Or perhaps I’m just not being imaginative enough? That’s perfectly possible, but it also raises an interesting point, which is what an iron grip the perfume licensees have over the way their products are pictured and advertised.

Like wine or music, perfume doesn’t, in itself, have much (if any) innate visual appeal, and perfume bottles, though far more varied in design than bottles of wine, are often so hideous to contemplate that it’s kinder not to illustrate them at all. Take the unutterably hideous Womanity from Thierry Mugler, for example… (NB I mean ‘take’ in a physical rather than a metaphorical sense – as in please, please take it a very long way away and never bring it back.)

What a stink

There’s nothing unusual about hating airports, but it only dawned on me last week at Gatwick how much I hate airport duty free shops too. I always feel I should have a look at the hundreds of perfumes on offer in case I stumble across something wonderful and new, but while it’s useful, I guess, to keep an eye on the latest big launches (though who can keep up with them all?), I always stumble out afterwards feeling slightly depressed and very headachy.

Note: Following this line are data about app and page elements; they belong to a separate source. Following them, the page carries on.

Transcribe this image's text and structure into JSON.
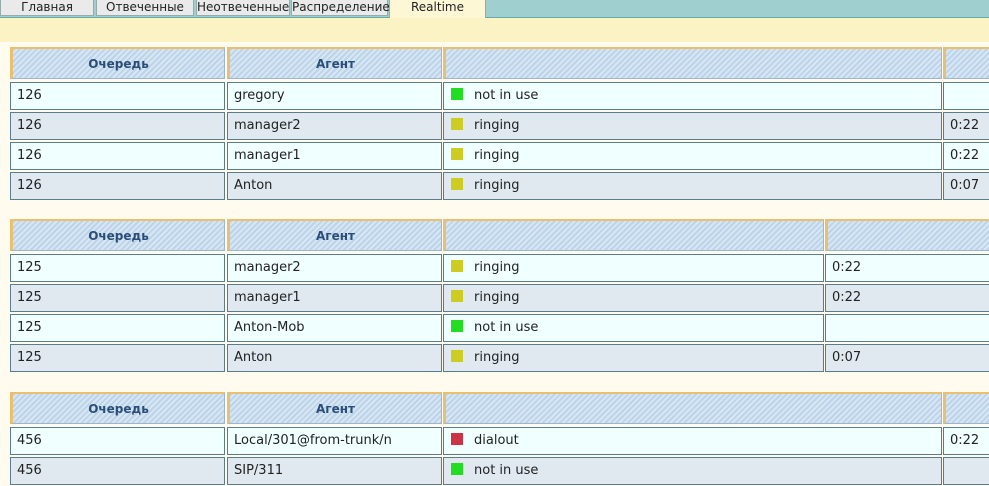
{
  "tabs": [
    {
      "label": "Главная"
    },
    {
      "label": "Отвеченные"
    },
    {
      "label": "Неотвеченные"
    },
    {
      "label": "Распределение"
    },
    {
      "label": "Realtime"
    }
  ],
  "colors": {
    "not in use": "#22dd22",
    "ringing": "#cccc22",
    "dialout": "#cc3344"
  },
  "blocks": [
    {
      "headers": {
        "queue": "Очередь",
        "agent": "Агент"
      },
      "rows": [
        {
          "queue": "126",
          "agent": "gregory",
          "status": "not in use",
          "time": ""
        },
        {
          "queue": "126",
          "agent": "manager2",
          "status": "ringing",
          "time": "0:22"
        },
        {
          "queue": "126",
          "agent": "manager1",
          "status": "ringing",
          "time": "0:22"
        },
        {
          "queue": "126",
          "agent": "Anton",
          "status": "ringing",
          "time": "0:07"
        }
      ]
    },
    {
      "headers": {
        "queue": "Очередь",
        "agent": "Агент"
      },
      "rows": [
        {
          "queue": "125",
          "agent": "manager2",
          "status": "ringing",
          "time": "0:22"
        },
        {
          "queue": "125",
          "agent": "manager1",
          "status": "ringing",
          "time": "0:22"
        },
        {
          "queue": "125",
          "agent": "Anton-Mob",
          "status": "not in use",
          "time": ""
        },
        {
          "queue": "125",
          "agent": "Anton",
          "status": "ringing",
          "time": "0:07"
        }
      ]
    },
    {
      "headers": {
        "queue": "Очередь",
        "agent": "Агент"
      },
      "rows": [
        {
          "queue": "456",
          "agent": "Local/301@from-trunk/n",
          "status": "dialout",
          "time": "0:22"
        },
        {
          "queue": "456",
          "agent": "SIP/311",
          "status": "not in use",
          "time": ""
        }
      ]
    }
  ]
}
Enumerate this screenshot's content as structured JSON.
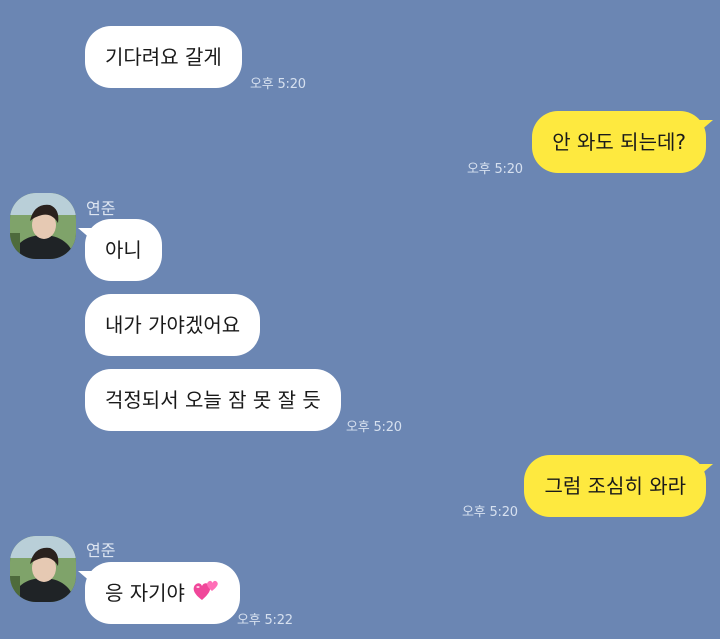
{
  "messages": [
    {
      "text": "기다려요 갈게",
      "time": "오후 5:20"
    },
    {
      "text": "안 와도 되는데?",
      "time": "오후 5:20"
    },
    {
      "sender": "연준"
    },
    {
      "text": "아니"
    },
    {
      "text": "내가 가야겠어요"
    },
    {
      "text": "걱정되서 오늘 잠 못 잘 듯",
      "time": "오후 5:20"
    },
    {
      "text": "그럼 조심히 와라",
      "time": "오후 5:20"
    },
    {
      "sender": "연준"
    },
    {
      "text": "응 자기야",
      "emoji": "two-hearts-icon",
      "time": "오후 5:22"
    }
  ],
  "colors": {
    "background": "#6b86b3",
    "incoming_bubble": "#ffffff",
    "outgoing_bubble": "#fee93f"
  }
}
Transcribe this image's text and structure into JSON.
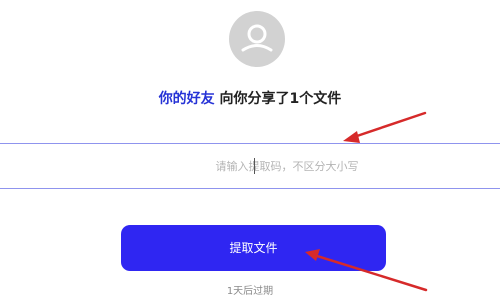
{
  "share": {
    "sender": "你的好友",
    "message": " 向你分享了1个文件"
  },
  "extract_code": {
    "value": "",
    "placeholder": "请输入提取码，不区分大小写"
  },
  "submit_label": "提取文件",
  "expiry_text": "1天后过期",
  "colors": {
    "accent": "#2f26f2",
    "sender_text": "#2633d6",
    "annotation_arrow": "#d62a2a",
    "avatar": "#d2d2d2"
  },
  "icons": {
    "avatar": "user-silhouette-icon",
    "annotation": "red-pointer-arrow"
  }
}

My problem? It’s that in all those hundreds of perfumes there are maybe three or four I’d want to buy another time, and they’re nearly always the ones I know and like already. Of all the hundreds of new launches every year, in other words, barely one or two are worth a second sniff, and most of them are (not to mince words) utterly vile.

There are occasional exceptions, but they’re pretty rare, and often unexpected: Paco Rabanne Black XS for Men, for example, which is ridiculously sweet but enjoyably silly and smells of strawberries (though it’s based on a variation on orange); or Marc Jacobs Bang – hideous advertising, hideous bottle, but actually not such a bad scent inside. But mostly it’s sniff and recoil in horror: why does anyone buy this stuff? Just because they’re told to? It doesn’t seem to make sense.

There again, maybe it was always this way: apart from sad exceptions it’s the good, on the whole, that tends to survive, while the rubbish and the dreadful is quietly dropped and disappears. And perhaps it was just the same in the 1920s or the 1950s. The difference, today, is that there are far too many launches, the industry having backed itself into an unprofitable corner where only the latest thing sells, but only because it’s the latest thing – and it’s all too quickly superceded.

Booked

It’s turned out to be hard to keep much other work going while working on the next book (the forests book, that is), and as for earning a living – well, they say that writing books is no way to make money and boy were they right. It’s a good way to stop making money, for sure: my income’s gone steadily down ever since I started writing Forgotten Fruits, and it’s now pretty much reached zero.

But in the meantime the (very) occasional thing comes along, and one of these, thanks to Nathalie Grainger and the inimitable Roja Dove, was being invited to write a chapter for Quintessentially Perfume, a new book on perfume and the perfume industry. Next up: how about a weekly perfume column? I’m waiting for your call…

Fun / terrifying

I have on my desk a paper scent-strip that I sprayed with two short bursts of Gucci Rush around a fortnight ago. Most perfumes – even such legendarily tenacious fragrances as Guerlain’s L’heure bleue – would have disappeared without trace by now, but Rush’s deliriously sweet, exhilharatingly artificial .

But while the dry-down in classical perfumes is often subtly (and sometimes radically) different from the fragrance you first smell, a lot of recent scents stay pretty much exactly the same from start to finish